*WHAT NEEDS TO BE DONE*: Whenever the word "JSON" turns up in a line below, that line should be copied.
────────────────
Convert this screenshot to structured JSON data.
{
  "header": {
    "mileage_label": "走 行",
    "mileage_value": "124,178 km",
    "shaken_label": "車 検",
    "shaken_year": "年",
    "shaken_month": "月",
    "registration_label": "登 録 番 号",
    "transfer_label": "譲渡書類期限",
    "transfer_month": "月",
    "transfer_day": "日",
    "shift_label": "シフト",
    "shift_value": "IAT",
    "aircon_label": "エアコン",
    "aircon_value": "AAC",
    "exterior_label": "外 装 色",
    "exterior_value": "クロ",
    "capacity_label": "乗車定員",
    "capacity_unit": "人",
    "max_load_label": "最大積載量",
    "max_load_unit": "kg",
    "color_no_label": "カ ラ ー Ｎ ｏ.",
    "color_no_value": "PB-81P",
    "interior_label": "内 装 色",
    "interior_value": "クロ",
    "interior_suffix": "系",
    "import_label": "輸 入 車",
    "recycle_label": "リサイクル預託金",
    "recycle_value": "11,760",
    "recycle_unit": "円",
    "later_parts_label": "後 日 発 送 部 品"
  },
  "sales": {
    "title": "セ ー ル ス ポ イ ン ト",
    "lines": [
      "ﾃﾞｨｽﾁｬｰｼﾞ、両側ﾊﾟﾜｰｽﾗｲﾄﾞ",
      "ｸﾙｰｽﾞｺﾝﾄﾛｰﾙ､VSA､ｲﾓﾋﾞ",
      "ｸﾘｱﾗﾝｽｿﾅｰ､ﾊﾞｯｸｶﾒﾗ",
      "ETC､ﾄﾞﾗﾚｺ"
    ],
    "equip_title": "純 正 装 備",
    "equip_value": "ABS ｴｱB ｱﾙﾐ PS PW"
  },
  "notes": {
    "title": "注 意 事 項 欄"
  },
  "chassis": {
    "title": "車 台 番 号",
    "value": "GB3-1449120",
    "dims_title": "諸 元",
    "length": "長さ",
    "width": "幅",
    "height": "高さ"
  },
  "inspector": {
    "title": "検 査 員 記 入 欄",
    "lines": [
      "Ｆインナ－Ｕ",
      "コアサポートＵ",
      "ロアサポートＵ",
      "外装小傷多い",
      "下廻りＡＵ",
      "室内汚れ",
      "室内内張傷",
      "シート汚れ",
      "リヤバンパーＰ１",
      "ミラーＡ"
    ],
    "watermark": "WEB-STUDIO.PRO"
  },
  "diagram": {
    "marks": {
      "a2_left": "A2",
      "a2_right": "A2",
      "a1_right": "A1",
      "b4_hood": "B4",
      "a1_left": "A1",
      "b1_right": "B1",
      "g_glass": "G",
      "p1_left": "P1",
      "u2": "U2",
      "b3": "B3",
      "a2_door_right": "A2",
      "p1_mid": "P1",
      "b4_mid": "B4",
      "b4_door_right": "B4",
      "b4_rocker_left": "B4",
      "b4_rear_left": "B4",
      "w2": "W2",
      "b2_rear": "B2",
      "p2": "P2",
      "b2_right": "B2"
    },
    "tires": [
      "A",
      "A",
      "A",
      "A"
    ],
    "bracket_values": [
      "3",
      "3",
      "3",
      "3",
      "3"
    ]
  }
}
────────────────
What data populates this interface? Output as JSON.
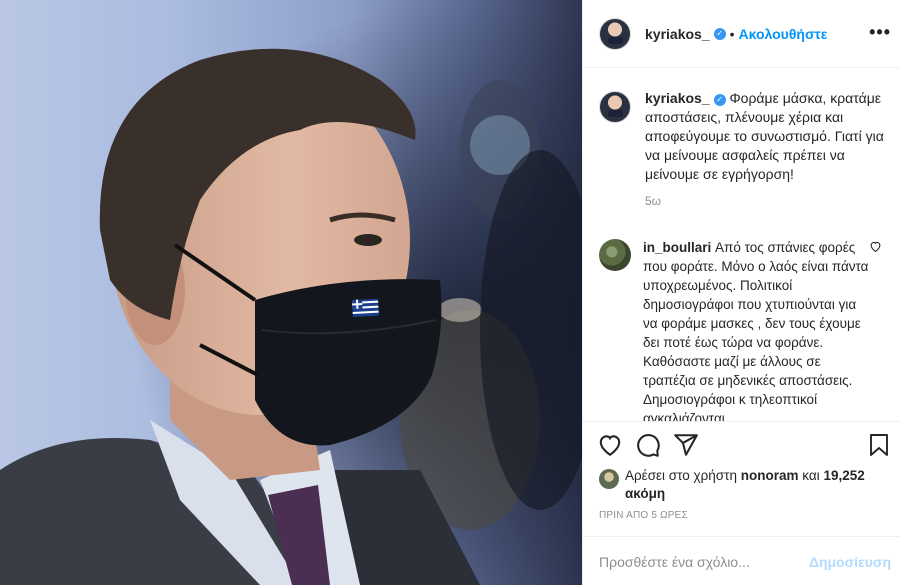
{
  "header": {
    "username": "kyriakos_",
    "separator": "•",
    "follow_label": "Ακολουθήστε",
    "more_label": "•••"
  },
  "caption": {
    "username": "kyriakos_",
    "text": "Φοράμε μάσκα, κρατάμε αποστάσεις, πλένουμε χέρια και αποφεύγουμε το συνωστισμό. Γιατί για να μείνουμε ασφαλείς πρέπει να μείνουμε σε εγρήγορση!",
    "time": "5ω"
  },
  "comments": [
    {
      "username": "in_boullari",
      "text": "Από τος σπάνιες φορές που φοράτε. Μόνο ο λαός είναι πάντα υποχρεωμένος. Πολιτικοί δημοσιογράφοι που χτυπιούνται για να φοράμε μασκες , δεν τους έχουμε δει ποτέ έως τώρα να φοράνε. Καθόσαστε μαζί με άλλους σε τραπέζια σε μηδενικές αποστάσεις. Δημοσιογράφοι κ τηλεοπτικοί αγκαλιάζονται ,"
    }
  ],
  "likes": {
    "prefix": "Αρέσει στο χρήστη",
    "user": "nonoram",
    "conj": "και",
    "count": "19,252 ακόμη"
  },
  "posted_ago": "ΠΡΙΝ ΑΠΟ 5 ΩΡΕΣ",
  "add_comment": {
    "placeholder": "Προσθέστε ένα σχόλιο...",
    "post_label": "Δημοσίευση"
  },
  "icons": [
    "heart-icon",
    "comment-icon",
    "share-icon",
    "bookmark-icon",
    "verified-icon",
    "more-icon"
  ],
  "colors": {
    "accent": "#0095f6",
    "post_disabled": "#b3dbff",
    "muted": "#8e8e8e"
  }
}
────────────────
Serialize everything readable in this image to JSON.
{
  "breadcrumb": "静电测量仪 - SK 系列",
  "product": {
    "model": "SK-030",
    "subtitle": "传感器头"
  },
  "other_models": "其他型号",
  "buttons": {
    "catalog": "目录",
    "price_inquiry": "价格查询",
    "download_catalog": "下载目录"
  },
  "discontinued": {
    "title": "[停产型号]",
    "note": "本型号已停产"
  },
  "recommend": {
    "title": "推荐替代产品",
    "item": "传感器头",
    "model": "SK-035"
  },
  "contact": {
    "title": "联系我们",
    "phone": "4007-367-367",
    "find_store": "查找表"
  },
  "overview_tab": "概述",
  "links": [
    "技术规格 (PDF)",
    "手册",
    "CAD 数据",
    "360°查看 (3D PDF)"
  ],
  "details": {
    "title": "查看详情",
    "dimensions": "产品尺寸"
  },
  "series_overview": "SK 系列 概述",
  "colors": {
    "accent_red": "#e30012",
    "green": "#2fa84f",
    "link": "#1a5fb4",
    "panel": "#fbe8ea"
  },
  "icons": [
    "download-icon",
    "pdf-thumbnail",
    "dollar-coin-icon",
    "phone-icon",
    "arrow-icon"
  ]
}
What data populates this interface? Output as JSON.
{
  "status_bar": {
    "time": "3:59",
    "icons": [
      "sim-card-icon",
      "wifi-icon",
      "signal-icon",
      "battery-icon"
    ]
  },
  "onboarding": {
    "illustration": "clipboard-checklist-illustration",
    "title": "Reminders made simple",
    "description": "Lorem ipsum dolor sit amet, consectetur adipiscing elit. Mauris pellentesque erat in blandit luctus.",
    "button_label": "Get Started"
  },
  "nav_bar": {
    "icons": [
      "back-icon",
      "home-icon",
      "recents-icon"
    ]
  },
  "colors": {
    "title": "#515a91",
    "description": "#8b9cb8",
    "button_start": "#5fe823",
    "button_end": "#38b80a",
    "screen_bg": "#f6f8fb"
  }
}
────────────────
*EXERCISE RESULT*:
Convert this screenshot to structured JSON data.
What data populates this interface? Output as JSON.
Serialize everything readable in this image to JSON.
What data populates this interface? Output as JSON.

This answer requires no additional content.